I sure notice my breathing is much shallower when I spend a day on the computer. Plus I can go all day without eating if I am not careful. My body awareness, that I am quite proud of I might add, just falls by the way side. Migraineurs need to eat regularly to maintain balanced blood sugar levels.
Stress is different for everyone. Some people thrive on stress, say at work, or public speaking and others crumble. A bit of stress is normal, but I think our lives have gotten so busy and over stimulated by incoming technical information, that we get much more stressed out then we think.
Plus, I think it has been so long now, with this sensory over load, that we have come to think of it all as normal. Do you get sensory overload with your migraines? I sure do. Lights, loud sounds, computer glare, the list goes on.
I used to think that stress was more from experiencing the trauma of major life changes like divorce, terminal illness, a car accident or being homeless. Extreme I know!
But stress can also be from our own internal voice and inability to accept what is going on in our lives. Many people are disconnected from their emotions and can’t feel their stress, or just have adjusted to certain levels of it.

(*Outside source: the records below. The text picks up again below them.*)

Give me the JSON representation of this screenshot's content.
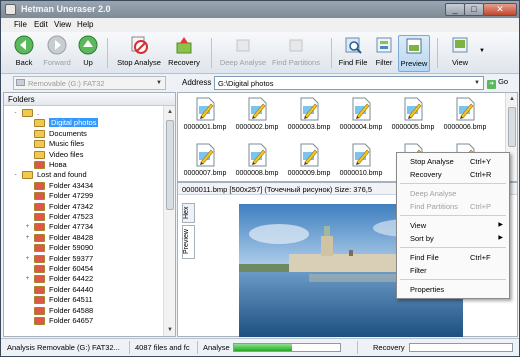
{
  "window": {
    "title": "Hetman Uneraser 2.0"
  },
  "menu": [
    "File",
    "Edit",
    "View",
    "Help"
  ],
  "toolbar": {
    "back": "Back",
    "forward": "Forward",
    "up": "Up",
    "stop_analyse": "Stop Analyse",
    "recovery": "Recovery",
    "deep_analyse": "Deep Analyse",
    "find_partitions": "Find Partitions",
    "find_file": "Find File",
    "filter": "Filter",
    "preview": "Preview",
    "view": "View"
  },
  "address": {
    "drive": "Removable (G:) FAT32",
    "label": "Address",
    "path": "G:\\Digital photos",
    "go": "Go"
  },
  "folders": {
    "header": "Folders",
    "items": [
      {
        "label": ".",
        "expander": "-",
        "color": "#f2c94c"
      },
      {
        "label": "Digital photos",
        "expander": "",
        "color": "#f2c94c",
        "selected": true
      },
      {
        "label": "Documents",
        "expander": "",
        "color": "#f2c94c"
      },
      {
        "label": "Music files",
        "expander": "",
        "color": "#f2c94c"
      },
      {
        "label": "Video files",
        "expander": "",
        "color": "#f2c94c"
      },
      {
        "label": "Нова",
        "expander": "",
        "color": "#e0564b"
      },
      {
        "label": "Lost and found",
        "expander": "-",
        "color": "#f2c94c"
      },
      {
        "label": "Folder 43434",
        "expander": "",
        "color": "#e0564b"
      },
      {
        "label": "Folder 47299",
        "expander": "",
        "color": "#e0564b"
      },
      {
        "label": "Folder 47342",
        "expander": "",
        "color": "#e0564b"
      },
      {
        "label": "Folder 47523",
        "expander": "",
        "color": "#e0564b"
      },
      {
        "label": "Folder 47734",
        "expander": "+",
        "color": "#e0564b"
      },
      {
        "label": "Folder 48428",
        "expander": "+",
        "color": "#e0564b"
      },
      {
        "label": "Folder 59090",
        "expander": "",
        "color": "#e0564b"
      },
      {
        "label": "Folder 59377",
        "expander": "+",
        "color": "#e0564b"
      },
      {
        "label": "Folder 60454",
        "expander": "",
        "color": "#e0564b"
      },
      {
        "label": "Folder 64422",
        "expander": "+",
        "color": "#e0564b"
      },
      {
        "label": "Folder 64440",
        "expander": "",
        "color": "#e0564b"
      },
      {
        "label": "Folder 64511",
        "expander": "",
        "color": "#e0564b"
      },
      {
        "label": "Folder 64588",
        "expander": "",
        "color": "#e0564b"
      },
      {
        "label": "Folder 64657",
        "expander": "",
        "color": "#e0564b"
      }
    ]
  },
  "files": [
    "0000001.bmp",
    "0000002.bmp",
    "0000003.bmp",
    "0000004.bmp",
    "0000005.bmp",
    "0000006.bmp",
    "0000007.bmp",
    "0000008.bmp",
    "0000009.bmp",
    "0000010.bmp",
    "",
    ""
  ],
  "preview": {
    "info": "0000011.bmp     [500x257]     (Точечный рисунок)     Size: 376,5",
    "tab_hex": "Hex",
    "tab_preview": "Preview"
  },
  "context_menu": [
    {
      "label": "Stop Analyse",
      "shortcut": "Ctrl+Y",
      "disabled": false
    },
    {
      "label": "Recovery",
      "shortcut": "Ctrl+R",
      "disabled": false
    },
    {
      "label": "Deep Analyse",
      "shortcut": "",
      "disabled": true
    },
    {
      "label": "Find Partitions",
      "shortcut": "Ctrl+P",
      "disabled": true
    },
    {
      "label": "View",
      "shortcut": "",
      "disabled": false,
      "submenu": true
    },
    {
      "label": "Sort by",
      "shortcut": "",
      "disabled": false,
      "submenu": true
    },
    {
      "label": "Find File",
      "shortcut": "Ctrl+F",
      "disabled": false
    },
    {
      "label": "Filter",
      "shortcut": "",
      "disabled": false
    },
    {
      "label": "Properties",
      "shortcut": "",
      "disabled": false
    }
  ],
  "status": {
    "analysis": "Analysis Removable (G:) FAT32...",
    "count": "4087 files and fc",
    "analyse_label": "Analyse",
    "analyse_progress": 0.55,
    "recovery_label": "Recovery",
    "recovery_progress": 0
  },
  "colors": {
    "accent": "#3399ff",
    "progress": "#22a822"
  },
  "icons": {
    "back": "back-arrow-icon",
    "forward": "forward-arrow-icon",
    "up": "up-arrow-icon",
    "stop": "stop-icon",
    "recovery": "recovery-icon",
    "find": "find-file-icon",
    "filter": "filter-icon",
    "preview": "preview-icon",
    "view": "view-icon",
    "file": "bmp-file-icon",
    "folder": "folder-icon"
  }
}
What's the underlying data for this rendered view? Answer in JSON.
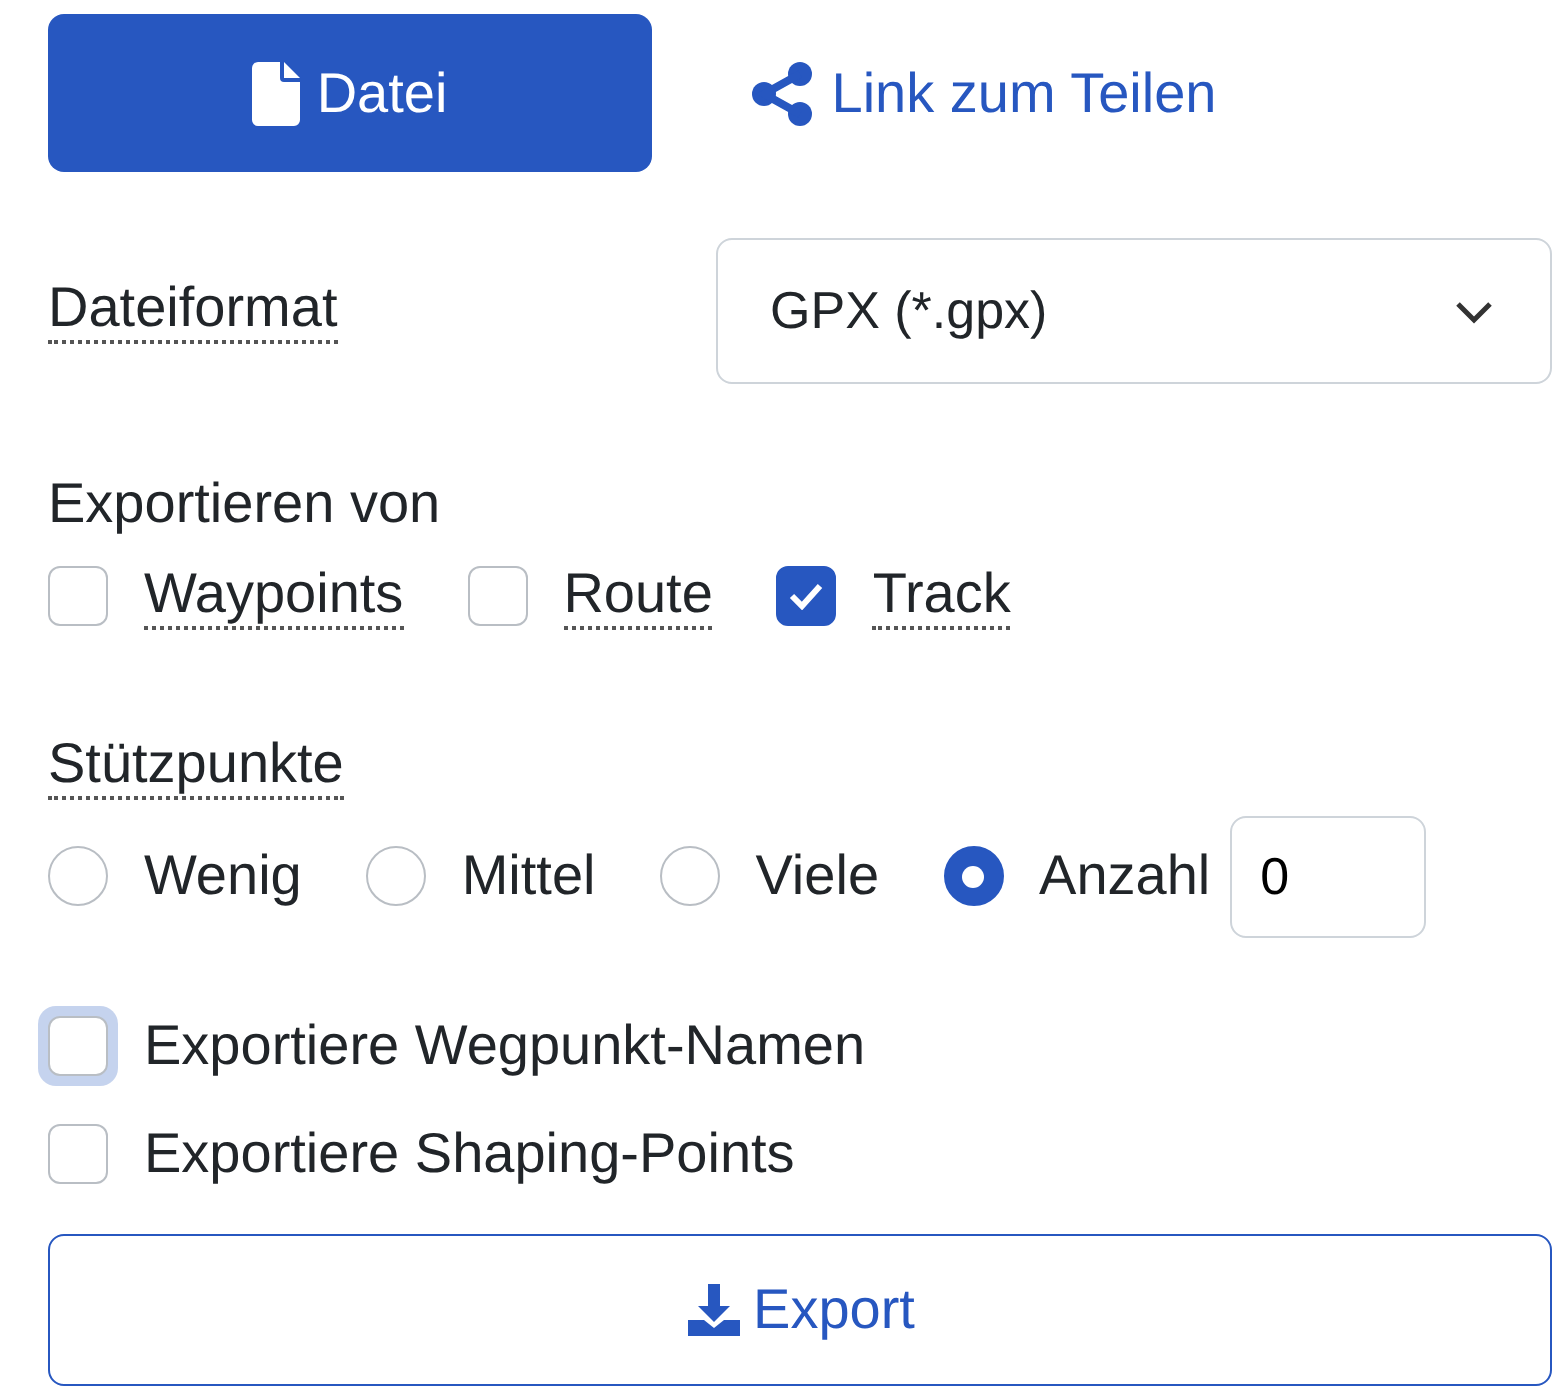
{
  "tabs": [
    {
      "label": "Datei",
      "kind": "file",
      "selected": true
    },
    {
      "label": "Link zum Teilen",
      "kind": "share",
      "selected": false
    }
  ],
  "format": {
    "label": "Dateiformat",
    "value": "GPX (*.gpx)"
  },
  "export_from": {
    "label": "Exportieren von",
    "options": [
      {
        "label": "Waypoints",
        "checked": false
      },
      {
        "label": "Route",
        "checked": false
      },
      {
        "label": "Track",
        "checked": true
      }
    ]
  },
  "points": {
    "label": "Stützpunkte",
    "options": [
      {
        "label": "Wenig",
        "selected": false
      },
      {
        "label": "Mittel",
        "selected": false
      },
      {
        "label": "Viele",
        "selected": false
      },
      {
        "label": "Anzahl",
        "selected": true
      }
    ],
    "count": "0"
  },
  "options": [
    {
      "label": "Exportiere Wegpunkt-Namen",
      "checked": false,
      "focused": true
    },
    {
      "label": "Exportiere Shaping-Points",
      "checked": false,
      "focused": false
    }
  ],
  "export_button": "Export"
}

It seems to me now, that just everyday life can stretch us to our limits: a long commute to work, a conflict with the boss, money problems, or sudden illness (migraines) just to name a few. Pessimism, negative self talk, perfectionism, lack of assertiveness can all also play a role in creating stress.
Now, enter migraines! They fit the above criteria. I used to think to myself “I’m not stressed out at all, I love my job”, but I did not think about the physical stress to my nervous system, my heart, my brain and my eyes.
All of the body parts affected by the migraine attack were under unseen stress, so I could just ignore them. Right?
For more details on reducing stress and adding more tools to your migraine prevention kit, please read
How to Prevent Migraines: Managing Stress Article which is page two of this article.
Or just really quickly, here are a few to add to your migraine prevention kit:
1. Know exactly what your first step is to stop the attacks.
2. Do progressive muscle relaxation or breathing relaxation exercises.
3. Listen to music that calms you down.
4. Check out this Migraine Emergency Kit at Amazon.
5. Reduce glare - wear protective eyewear - FL-41 Tints from Axon - Awesome!
Disclaimer: This article is designed to provide accurate and educational information in regard to the subject matter covered. It is written with the understanding that the author is not engaged in providing professional psychological, financial, legal or any other professional services.
If expert assistance or counseling is needed in this area, please seek the services of a competent health professional in your local area. Feel free to present and share these ideas.
Migraine Prevention Kit References:
1. Bourne, E. J. PhD., (2000) The Anxiety and Phobia Workbook. Harbinger Publications, Inc.: New York, NY.
2. Segal, J. Ph.D., Smith, M. M.A., and Robinson, L. Quick Stress Relief. [Online] Available: http://www.helpguide.org/toolkit/quick_stress_relief.htm
Your Migraine Prevention Kit